C3 plants, Leymus chinensis, Medicago sativa, Stipa grandis, carbon dioxide, dissolved organic carbon, exudation, microbial biomass, nitrogen, perennials, rhizosphere, roots, soil, soil minerals, soil organic matter, stable isotopes, structural equation modeling, tracer techniques

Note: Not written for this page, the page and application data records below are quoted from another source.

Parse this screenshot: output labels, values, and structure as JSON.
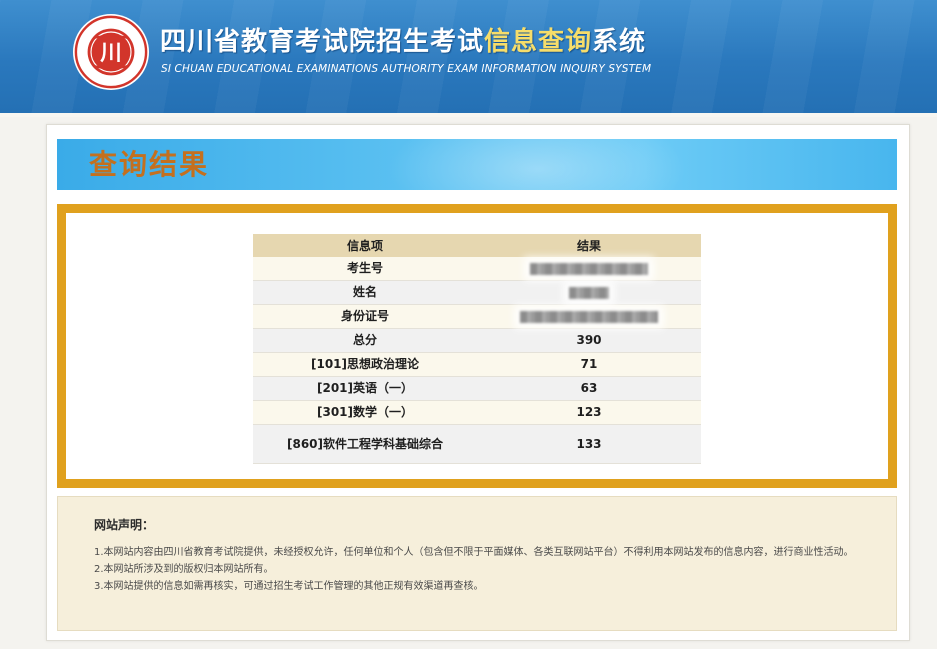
{
  "header": {
    "title_main": "四川省教育考试院招生考试",
    "title_accent": "信息查询",
    "title_tail": "系统",
    "subtitle": "SI CHUAN EDUCATIONAL EXAMINATIONS AUTHORITY EXAM INFORMATION INQUIRY SYSTEM",
    "logo_icon": "sichuan-exam-authority-seal",
    "logo_glyph": "川"
  },
  "result": {
    "title": "查询结果",
    "columns": [
      "信息项",
      "结果"
    ],
    "rows": [
      {
        "label": "考生号",
        "value": null,
        "redacted": true
      },
      {
        "label": "姓名",
        "value": null,
        "redacted": true
      },
      {
        "label": "身份证号",
        "value": null,
        "redacted": true
      },
      {
        "label": "总分",
        "value": "390"
      },
      {
        "label": "[101]思想政治理论",
        "value": "71"
      },
      {
        "label": "[201]英语（一）",
        "value": "63"
      },
      {
        "label": "[301]数学（一）",
        "value": "123"
      },
      {
        "label": "[860]软件工程学科基础综合",
        "value": "133"
      }
    ]
  },
  "notice": {
    "title": "网站声明：",
    "items": [
      "1.本网站内容由四川省教育考试院提供，未经授权允许，任何单位和个人（包含但不限于平面媒体、各类互联网站平台）不得利用本网站发布的信息内容，进行商业性活动。",
      "2.本网站所涉及到的版权归本网站所有。",
      "3.本网站提供的信息如需再核实，可通过招生考试工作管理的其他正规有效渠道再查核。"
    ]
  },
  "colors": {
    "header_blue": "#2a78bd",
    "title_accent": "#f6dd6a",
    "result_title": "#c4701f",
    "frame_gold": "#e0a11e",
    "banner_blue": "#5dc2f2",
    "logo_red": "#d2352b"
  }
}
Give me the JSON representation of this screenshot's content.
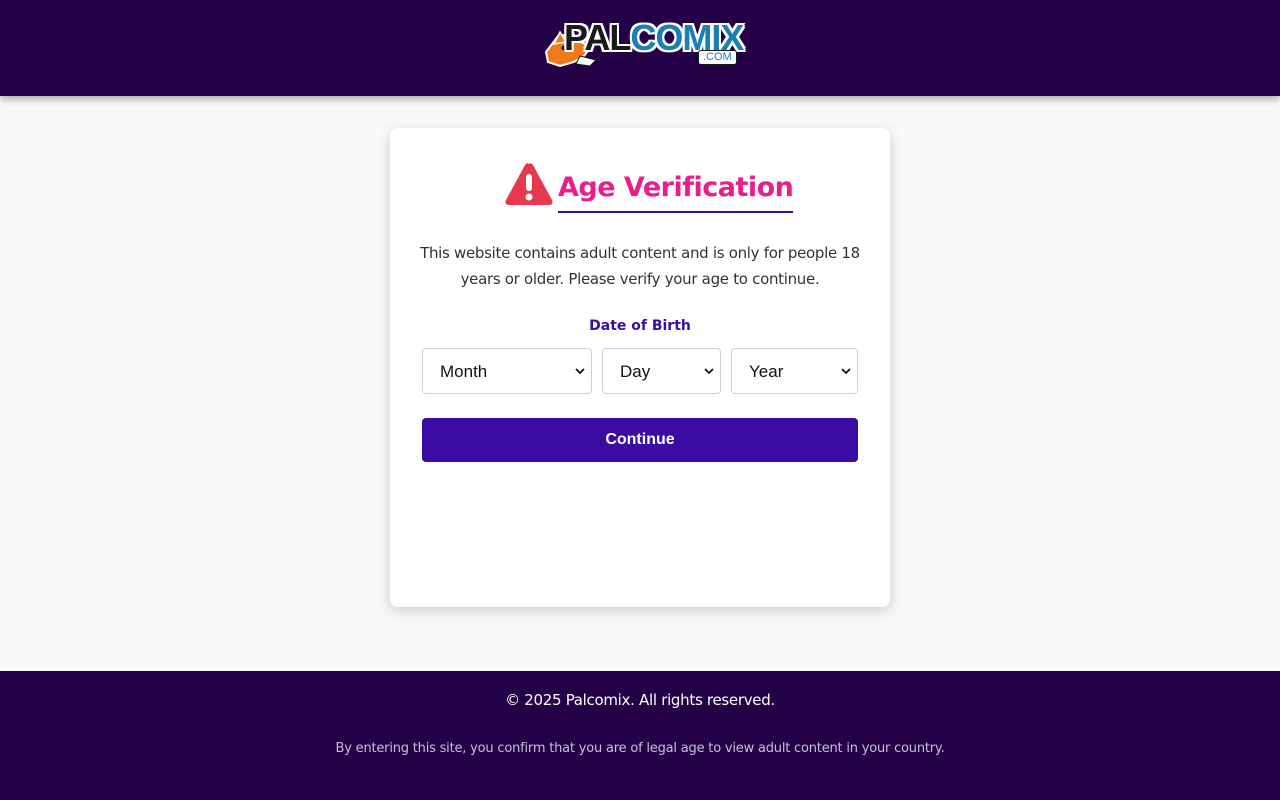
{
  "header": {
    "logo": {
      "text_pal": "PAL",
      "text_comix": "COMIX",
      "text_dotcom": ".COM"
    }
  },
  "card": {
    "title": "Age Verification",
    "description": "This website contains adult content and is only for people 18 years or older. Please verify your age to continue.",
    "dob_label": "Date of Birth",
    "selects": {
      "month": "Month",
      "day": "Day",
      "year": "Year"
    },
    "continue_label": "Continue"
  },
  "footer": {
    "copyright": "© 2025 Palcomix. All rights reserved.",
    "disclaimer": "By entering this site, you confirm that you are of legal age to view adult content in your country."
  },
  "colors": {
    "header_bg": "#240047",
    "accent_pink": "#e91e8c",
    "primary_purple": "#3a0ca3",
    "warning_red": "#e63950"
  },
  "icons": [
    "warning-triangle-icon",
    "chevron-down-icon"
  ]
}
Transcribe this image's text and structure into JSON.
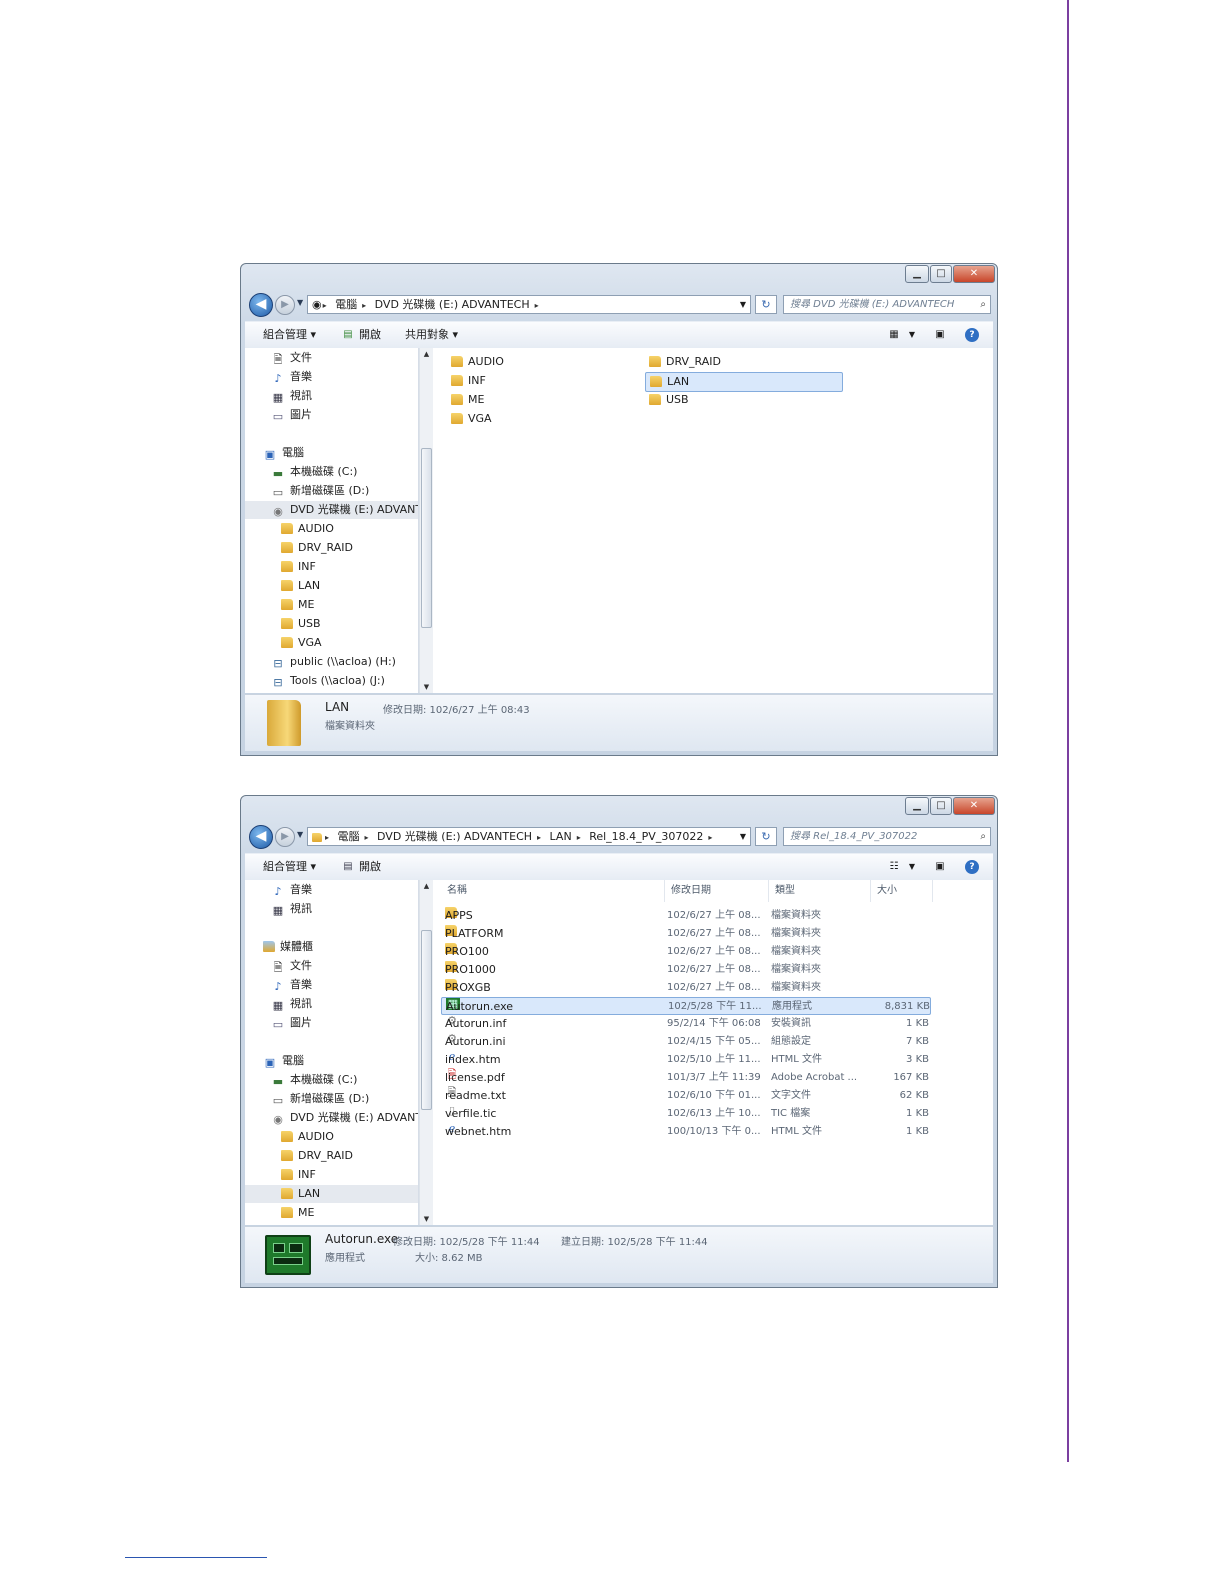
{
  "window1": {
    "address": [
      "電腦",
      "DVD 光碟機 (E:) ADVANTECH"
    ],
    "search_placeholder": "搜尋 DVD 光碟機 (E:) ADVANTECH",
    "toolbar": {
      "organize": "組合管理 ▾",
      "open": "開啟",
      "share": "共用對象 ▾"
    },
    "nav_items": [
      {
        "label": "文件",
        "icon": "document-icon"
      },
      {
        "label": "音樂",
        "icon": "music-icon"
      },
      {
        "label": "視訊",
        "icon": "video-icon"
      },
      {
        "label": "圖片",
        "icon": "picture-icon"
      },
      {
        "label": "電腦",
        "icon": "computer-icon"
      },
      {
        "label": "本機磁碟 (C:)",
        "icon": "local-disk-icon"
      },
      {
        "label": "新增磁碟區 (D:)",
        "icon": "drive-icon"
      },
      {
        "label": "DVD 光碟機 (E:) ADVANTE",
        "icon": "dvd-icon"
      },
      {
        "label": "AUDIO",
        "icon": "folder-icon"
      },
      {
        "label": "DRV_RAID",
        "icon": "folder-icon"
      },
      {
        "label": "INF",
        "icon": "folder-icon"
      },
      {
        "label": "LAN",
        "icon": "folder-icon"
      },
      {
        "label": "ME",
        "icon": "folder-icon"
      },
      {
        "label": "USB",
        "icon": "folder-icon"
      },
      {
        "label": "VGA",
        "icon": "folder-icon"
      },
      {
        "label": "public (\\\\acloa) (H:)",
        "icon": "network-drive-icon"
      },
      {
        "label": "Tools (\\\\acloa) (J:)",
        "icon": "network-drive-icon"
      }
    ],
    "files": [
      "AUDIO",
      "INF",
      "ME",
      "VGA",
      "DRV_RAID",
      "LAN",
      "USB"
    ],
    "status": {
      "name": "LAN",
      "modified": "修改日期: 102/6/27 上午 08:43",
      "type": "檔案資料夾"
    }
  },
  "window2": {
    "address": [
      "電腦",
      "DVD 光碟機 (E:) ADVANTECH",
      "LAN",
      "Rel_18.4_PV_307022"
    ],
    "search_placeholder": "搜尋 Rel_18.4_PV_307022",
    "toolbar": {
      "organize": "組合管理 ▾",
      "open": "開啟"
    },
    "nav_items": [
      {
        "label": "音樂",
        "icon": "music-icon"
      },
      {
        "label": "視訊",
        "icon": "video-icon"
      },
      {
        "label": "媒體櫃",
        "icon": "library-icon"
      },
      {
        "label": "文件",
        "icon": "document-icon"
      },
      {
        "label": "音樂",
        "icon": "music-icon"
      },
      {
        "label": "視訊",
        "icon": "video-icon"
      },
      {
        "label": "圖片",
        "icon": "picture-icon"
      },
      {
        "label": "電腦",
        "icon": "computer-icon"
      },
      {
        "label": "本機磁碟 (C:)",
        "icon": "local-disk-icon"
      },
      {
        "label": "新增磁碟區 (D:)",
        "icon": "drive-icon"
      },
      {
        "label": "DVD 光碟機 (E:) ADVANTE",
        "icon": "dvd-icon"
      },
      {
        "label": "AUDIO",
        "icon": "folder-icon"
      },
      {
        "label": "DRV_RAID",
        "icon": "folder-icon"
      },
      {
        "label": "INF",
        "icon": "folder-icon"
      },
      {
        "label": "LAN",
        "icon": "folder-icon"
      },
      {
        "label": "ME",
        "icon": "folder-icon"
      }
    ],
    "columns": [
      "名稱",
      "修改日期",
      "類型",
      "大小"
    ],
    "rows": [
      {
        "name": "APPS",
        "date": "102/6/27 上午 08...",
        "type": "檔案資料夾",
        "size": "",
        "icon": "folder-icon"
      },
      {
        "name": "PLATFORM",
        "date": "102/6/27 上午 08...",
        "type": "檔案資料夾",
        "size": "",
        "icon": "folder-icon"
      },
      {
        "name": "PRO100",
        "date": "102/6/27 上午 08...",
        "type": "檔案資料夾",
        "size": "",
        "icon": "folder-icon"
      },
      {
        "name": "PRO1000",
        "date": "102/6/27 上午 08...",
        "type": "檔案資料夾",
        "size": "",
        "icon": "folder-icon"
      },
      {
        "name": "PROXGB",
        "date": "102/6/27 上午 08...",
        "type": "檔案資料夾",
        "size": "",
        "icon": "folder-icon"
      },
      {
        "name": "Autorun.exe",
        "date": "102/5/28 下午 11...",
        "type": "應用程式",
        "size": "8,831 KB",
        "icon": "exe-icon"
      },
      {
        "name": "Autorun.inf",
        "date": "95/2/14 下午 06:08",
        "type": "安裝資訊",
        "size": "1 KB",
        "icon": "settings-file-icon"
      },
      {
        "name": "Autorun.ini",
        "date": "102/4/15 下午 05...",
        "type": "組態設定",
        "size": "7 KB",
        "icon": "settings-file-icon"
      },
      {
        "name": "index.htm",
        "date": "102/5/10 上午 11...",
        "type": "HTML 文件",
        "size": "3 KB",
        "icon": "html-icon"
      },
      {
        "name": "license.pdf",
        "date": "101/3/7 上午 11:39",
        "type": "Adobe Acrobat ...",
        "size": "167 KB",
        "icon": "pdf-icon"
      },
      {
        "name": "readme.txt",
        "date": "102/6/10 下午 01...",
        "type": "文字文件",
        "size": "62 KB",
        "icon": "text-file-icon"
      },
      {
        "name": "verfile.tic",
        "date": "102/6/13 上午 10...",
        "type": "TIC 檔案",
        "size": "1 KB",
        "icon": "blank-file-icon"
      },
      {
        "name": "webnet.htm",
        "date": "100/10/13 下午 0...",
        "type": "HTML 文件",
        "size": "1 KB",
        "icon": "html-icon"
      }
    ],
    "status": {
      "name": "Autorun.exe",
      "modified": "修改日期: 102/5/28 下午 11:44",
      "created": "建立日期: 102/5/28 下午 11:44",
      "type": "應用程式",
      "size": "大小: 8.62 MB"
    }
  }
}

The rhizosphere priming effect (RPE) is increasingly recognized as an important factor in mediating soil organic matter (SOM) decomposition, which influences the CO2 release from terrestrial systems to the atmosphere. However, little is known about the long-term RPE of non-woody perennial species and the physical mechanisms underlying the RPE. Here the RPEs of three non-woody perennials (Stipa grandis, Leymus chinensis, Medicago sativa) differing in root traits and exudation were quantified using a natural 13C tracer method (C3 plant - C4 soil system) during a 476-day experiment. The results indicated that all plant species showed positive RPEs, with M. sativa showing the largest RPE and S. grandis the smallest RPE. Differences in the RPEs between species are likely associated with differences in root biomass, length, and exudates. Furthermore, the positive RPEs of the three species increased continuously with sampling time, indicating the long-term nature of the RPE. Results from structural equation modeling indicated that plant roots accelerated SOM decomposition via three mechanisms. The first mechanism (biological) was through the positive effect on dissolved organic C and microbial biomass C by the presence of the rhizosphere, consistent with the microbial activation hypothesis. The second mechanism (biological) was where plant roots significantly reduced soil mineral N and in turn promoted SOM decomposition, providing support for the microbial N-mining hypothesis. The third mechanism (physical) was where plant roots caused a net positive effect on SOM decomposition through net destruction of macroaggregates possibly as a result of high root length density and the associated drying-rewetting cycles. Overall, this study provides the first experimental evidence for the aggregate destruction hypothesis as a physical mechanism causing the RPE and highlights the importance of multiple mechanisms of the RPE on long-term SOM decomposition.